DATA EXTRACTS —
+ + + +

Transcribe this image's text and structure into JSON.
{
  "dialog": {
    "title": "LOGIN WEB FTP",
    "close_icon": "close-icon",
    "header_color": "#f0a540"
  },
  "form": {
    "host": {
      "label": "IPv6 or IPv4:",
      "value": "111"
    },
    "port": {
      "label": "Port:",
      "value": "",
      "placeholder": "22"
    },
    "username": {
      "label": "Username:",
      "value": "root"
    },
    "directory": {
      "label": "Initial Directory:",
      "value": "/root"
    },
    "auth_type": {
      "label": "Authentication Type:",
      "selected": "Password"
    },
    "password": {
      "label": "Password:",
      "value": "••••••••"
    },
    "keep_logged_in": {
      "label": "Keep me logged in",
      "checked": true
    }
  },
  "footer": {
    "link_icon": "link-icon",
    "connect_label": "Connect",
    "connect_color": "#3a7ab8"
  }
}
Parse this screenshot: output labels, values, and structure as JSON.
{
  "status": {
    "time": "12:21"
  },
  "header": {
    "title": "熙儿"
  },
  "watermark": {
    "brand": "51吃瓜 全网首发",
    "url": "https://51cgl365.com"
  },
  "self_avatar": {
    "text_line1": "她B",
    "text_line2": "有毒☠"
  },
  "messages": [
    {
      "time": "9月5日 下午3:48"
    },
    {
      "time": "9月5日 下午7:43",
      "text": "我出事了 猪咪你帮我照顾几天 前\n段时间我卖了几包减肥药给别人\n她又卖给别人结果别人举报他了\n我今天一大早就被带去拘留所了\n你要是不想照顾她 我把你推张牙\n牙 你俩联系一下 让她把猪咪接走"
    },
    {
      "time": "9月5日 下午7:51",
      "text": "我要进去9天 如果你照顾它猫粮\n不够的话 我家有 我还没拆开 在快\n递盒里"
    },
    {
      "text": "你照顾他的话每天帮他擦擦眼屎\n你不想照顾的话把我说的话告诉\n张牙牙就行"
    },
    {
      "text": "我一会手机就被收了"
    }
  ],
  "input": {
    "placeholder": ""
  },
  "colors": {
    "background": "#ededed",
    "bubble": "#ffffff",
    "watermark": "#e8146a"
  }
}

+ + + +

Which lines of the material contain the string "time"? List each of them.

PROBLEM SOLUTION —
    "time": "12:21"
      "time": "9月5日 下午3:48"
      "time": "9月5日 下午7:43",
      "time": "9月5日 下午7:51",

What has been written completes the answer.